Jennifer Lawrence Is 'Over' Trying to Be 'Adorable' and 'Likable' Regarding to Hollywood's Wage Gap
Jennifer Lawrence Is 'Over' Trying to Be 'Adorable' and 'Likable' When it Comes to Hollywood's Gender-Based Wage Gap
'Could there still be a lingering habit of trying to express our opinions in a certain way that doesn’t 'offend' or “scare” men?' Lawrence ponders.
Although she has generally steered clear of any conversations regarding feminism, Jennifer Lawrence has broken her silence to write an essay about equal pay and how women are perceived when they lead or negotiate. While she acknowledges that her “problems aren’t exactly relatable” in terms of scope, her thoughts and experiences on the subject of women in the workplace are absolutely something the majority of us have gone through.
After the Sony hack happened, a lot of actresses discovered how much less they were being paid than their male counterparts. Lawrence was one of them, and she says her reaction was to get mad at herself. “I failed as a negotiator because I gave up early.” In reality, she goes on to say, one of the deterrents she faced when it came to arguing for a bigger salary was the idea of coming across as a “spoiled brat… For some reason, I just can’t picture someone saying that about a man.”
The whole letter is thoughtful and passionate, with the actress’s trademark humor sprinkled throughout. “We’ve only been able to vote for what, 90 years? I’m seriously asking — my phone is on the counter and I’m on the couch, so a calculator is obviously out of the question," Lawrence wittily writes. But then she takes a turn toward the tougher questions that many women don't actually put out into the world.
"Could there still be a lingering habit of trying to express our opinions in a certain way that doesn’t 'offend' or 'scare' men?" she ponders.
Lawrence ends the piece in no uncertain terms:

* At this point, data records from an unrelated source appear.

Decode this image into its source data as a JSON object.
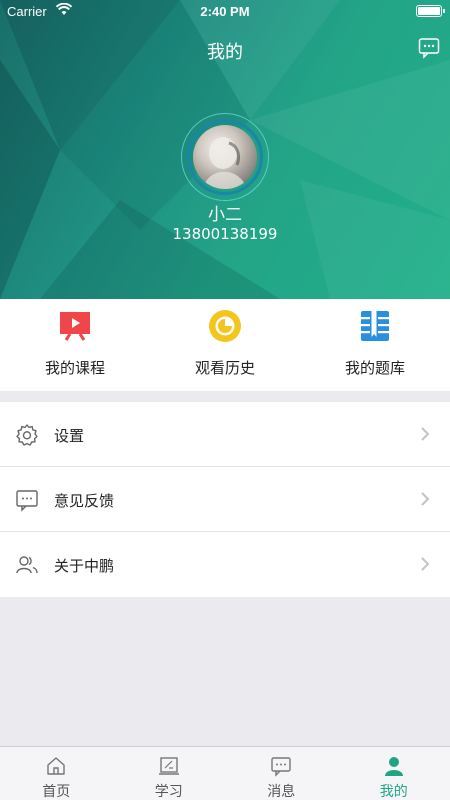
{
  "status_bar": {
    "carrier": "Carrier",
    "time": "2:40 PM"
  },
  "nav": {
    "title": "我的",
    "message_icon": "message-dots-icon"
  },
  "profile": {
    "name": "小二",
    "phone": "13800138199"
  },
  "quick_actions": [
    {
      "label": "我的课程",
      "icon": "video-course-icon",
      "color": "#f0464a"
    },
    {
      "label": "观看历史",
      "icon": "eye-history-icon",
      "color": "#f4c51c"
    },
    {
      "label": "我的题库",
      "icon": "question-bank-icon",
      "color": "#2b8fe0"
    }
  ],
  "menu": [
    {
      "label": "设置",
      "icon": "gear-icon"
    },
    {
      "label": "意见反馈",
      "icon": "feedback-icon"
    },
    {
      "label": "关于中鹏",
      "icon": "users-icon"
    }
  ],
  "tabs": [
    {
      "label": "首页",
      "icon": "home-icon",
      "active": false
    },
    {
      "label": "学习",
      "icon": "study-icon",
      "active": false
    },
    {
      "label": "消息",
      "icon": "message-icon",
      "active": false
    },
    {
      "label": "我的",
      "icon": "person-icon",
      "active": true
    }
  ],
  "colors": {
    "accent": "#1fa584",
    "header": "#21b08a"
  }
}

"I’m over trying to find the “adorable” way to state my opinion and still be likable! Fuck that. I don’t think I’ve ever worked for a man in charge who spent time contemplating what angle he should use to have his voice heard. It’s just heard."